>> Turkey in 
>> northern Iraq.  I'd say we marginally prefer fighting the Turks than 
>> giving up northern Iraq, and that kind of fight might force the 
>> speculated alliance.

JR> There are a number of considerations that make this highly unlikely.  First
JR> is the odd relationship the Turkish military has with the Turkish
JR> government.  As a formidable institution, the Turkish military has very old
JR> and strong ties with the US military and the US government.  The Turkish
JR> parliament panders to its population, but the Turkish military panders to
JR> neither parliament nor the population.  The Turkish military is strongly in
JR> favor of fully supporting the US, it was the parliament that waffled, and
JR> most of what I am hearing out of Turkey suggests that the Turkish military
JR> is helping the US military do what it needs to do to the extent they can
JR> without the approval of the parliament.  The Turkish military fighting the
JR> US military would be as odd and unreal as the US military fighting the UK
JR> military (ancient history notwithstanding).

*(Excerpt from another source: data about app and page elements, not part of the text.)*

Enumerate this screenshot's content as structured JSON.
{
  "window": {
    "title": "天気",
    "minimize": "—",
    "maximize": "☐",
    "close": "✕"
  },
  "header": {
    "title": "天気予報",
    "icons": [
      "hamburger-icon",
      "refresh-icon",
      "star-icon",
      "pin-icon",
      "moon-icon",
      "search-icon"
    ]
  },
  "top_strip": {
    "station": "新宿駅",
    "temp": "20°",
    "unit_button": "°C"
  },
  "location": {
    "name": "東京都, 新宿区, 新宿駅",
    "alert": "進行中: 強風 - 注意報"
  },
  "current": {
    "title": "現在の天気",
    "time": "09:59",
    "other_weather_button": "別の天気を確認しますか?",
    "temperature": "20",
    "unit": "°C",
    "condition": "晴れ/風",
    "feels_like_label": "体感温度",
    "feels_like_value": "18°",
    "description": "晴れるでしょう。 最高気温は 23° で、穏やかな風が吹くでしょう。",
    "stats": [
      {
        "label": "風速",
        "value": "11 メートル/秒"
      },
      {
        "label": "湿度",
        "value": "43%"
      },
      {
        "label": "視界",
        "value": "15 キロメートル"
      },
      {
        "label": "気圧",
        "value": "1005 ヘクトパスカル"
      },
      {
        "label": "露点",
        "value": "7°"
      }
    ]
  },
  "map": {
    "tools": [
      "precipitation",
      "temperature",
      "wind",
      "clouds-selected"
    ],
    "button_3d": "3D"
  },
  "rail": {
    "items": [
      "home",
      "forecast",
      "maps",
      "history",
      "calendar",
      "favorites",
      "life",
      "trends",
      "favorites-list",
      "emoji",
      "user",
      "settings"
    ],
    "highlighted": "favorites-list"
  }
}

JR> That said, Turkey is definitely nervous about Kurdistan though they do not
JR> appear to have any interest in getting involved in that region either.  The
JR> compromise between the various factions in the region appears to be a
JR> 10-mile deep security buffer at the border of Iraq that Turkey may patrol to
JR> assuage the fears of the Turkish parliament until such time as a sane and
JR> stable government system is put into place post-Baath.

JR> The US is involved with something with the Syrian government, but I don't
JR> know what.

JR> Iran will stay out of Iraq primarily because they are nervous about the US
JR> and their own internal problems.  My read based on the current activity in
JR> Iran is that the government there feels that if they play nice, stay quiet,
JR> and keep things low key in their own country, not only will they be able to
JR> maintain some semblence of their current government, but the US will work
JR> with them in an amicable manner.  Iran has its own problems that have
JR> nothing to do with the US, and it seems to me that there is a view within
JR> the Iranian government that following Pakistan's example with Musharraf's
JR> government may be the safest and most productive pathway for them.  Their
JR> internal pressure has been putting them on a course towards moderation, and
JR> this external pressure is only encouraging that shift.

JR> So no, I don't think that a T/I/S alliance is in the offing and I don't see
JR> it as particularly beneficial to those players in the region.  I don't think
JR> there will an independent Kurdistan state because of serious political
JR> difficulties but who knows how that will work out.  Like in Africa,
JR> tribalism is an underlying roadblock to building a state that actually works
JR> well.

>> Those particular players are notoriously shifty anyway;  I 
>> wouldn't be 
>> surprised by anything, particularly given the political unrest and 
>> instability in Turkey and Iran right now.

JR> Turkey is not unstable; I'm not really sure what would give you that idea.
JR> Iran isn't entirely stable, but it is more of a problem internal to Iran
JR> rather than an instability that would manifest itself outward.

JR> Cheers,

JR> -James Rogers

Best regards,